Task: Only the lines from the one containing "Convert this screenshot" to the end of the entries should be written out, each exactly as it stands, both ends included.

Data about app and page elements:
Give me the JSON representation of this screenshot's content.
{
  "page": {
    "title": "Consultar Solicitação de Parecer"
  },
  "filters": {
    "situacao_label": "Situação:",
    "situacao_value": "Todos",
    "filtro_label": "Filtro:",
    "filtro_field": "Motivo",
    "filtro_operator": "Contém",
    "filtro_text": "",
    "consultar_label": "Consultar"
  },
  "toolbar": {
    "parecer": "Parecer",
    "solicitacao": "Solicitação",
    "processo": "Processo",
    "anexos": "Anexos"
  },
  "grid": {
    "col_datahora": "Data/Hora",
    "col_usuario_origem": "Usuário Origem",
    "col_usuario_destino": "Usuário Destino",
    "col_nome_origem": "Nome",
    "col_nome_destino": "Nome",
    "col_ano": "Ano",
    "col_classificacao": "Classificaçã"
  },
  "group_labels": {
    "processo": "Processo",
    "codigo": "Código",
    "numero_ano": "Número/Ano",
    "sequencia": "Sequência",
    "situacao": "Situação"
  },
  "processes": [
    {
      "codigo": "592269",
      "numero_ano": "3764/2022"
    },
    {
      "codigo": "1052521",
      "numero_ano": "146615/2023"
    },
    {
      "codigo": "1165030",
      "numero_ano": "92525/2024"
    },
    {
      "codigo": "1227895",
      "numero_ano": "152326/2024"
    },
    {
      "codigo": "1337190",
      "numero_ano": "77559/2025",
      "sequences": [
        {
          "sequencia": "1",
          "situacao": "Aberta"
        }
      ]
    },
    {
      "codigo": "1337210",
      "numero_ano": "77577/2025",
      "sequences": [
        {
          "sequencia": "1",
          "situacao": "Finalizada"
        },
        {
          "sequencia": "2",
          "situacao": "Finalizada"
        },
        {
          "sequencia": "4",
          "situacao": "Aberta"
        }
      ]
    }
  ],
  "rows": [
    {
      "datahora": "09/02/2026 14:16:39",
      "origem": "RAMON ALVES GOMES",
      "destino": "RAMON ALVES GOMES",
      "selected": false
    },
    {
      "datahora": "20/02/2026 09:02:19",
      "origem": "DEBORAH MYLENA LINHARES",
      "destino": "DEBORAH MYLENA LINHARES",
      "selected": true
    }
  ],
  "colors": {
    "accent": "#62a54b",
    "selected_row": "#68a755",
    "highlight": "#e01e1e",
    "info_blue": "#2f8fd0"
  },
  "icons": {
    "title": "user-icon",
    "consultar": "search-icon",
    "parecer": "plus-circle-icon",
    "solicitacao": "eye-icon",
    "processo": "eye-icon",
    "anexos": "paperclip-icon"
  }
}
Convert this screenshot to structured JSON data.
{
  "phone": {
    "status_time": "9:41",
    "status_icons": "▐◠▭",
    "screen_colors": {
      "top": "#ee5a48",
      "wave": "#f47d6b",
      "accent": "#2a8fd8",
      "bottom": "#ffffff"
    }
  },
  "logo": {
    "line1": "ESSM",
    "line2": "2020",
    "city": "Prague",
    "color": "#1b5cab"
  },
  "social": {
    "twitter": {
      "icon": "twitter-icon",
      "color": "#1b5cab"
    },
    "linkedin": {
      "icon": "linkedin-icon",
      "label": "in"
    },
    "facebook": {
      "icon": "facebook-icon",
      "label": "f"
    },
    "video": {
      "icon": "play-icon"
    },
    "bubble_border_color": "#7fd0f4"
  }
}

Response box:
Convert this screenshot to structured JSON data.
{
  "phone": {
    "status_time": "9:41",
    "status_icons": "▐◠▭",
    "screen_colors": {
      "top": "#ee5a48",
      "wave": "#f47d6b",
      "accent": "#2a8fd8",
      "bottom": "#ffffff"
    }
  },
  "logo": {
    "line1": "ESSM",
    "line2": "2020",
    "city": "Prague",
    "color": "#1b5cab"
  },
  "social": {
    "twitter": {
      "icon": "twitter-icon",
      "color": "#1b5cab"
    },
    "linkedin": {
      "icon": "linkedin-icon",
      "label": "in"
    },
    "facebook": {
      "icon": "facebook-icon",
      "label": "f"
    },
    "video": {
      "icon": "play-icon"
    },
    "bubble_border_color": "#7fd0f4"
  }
}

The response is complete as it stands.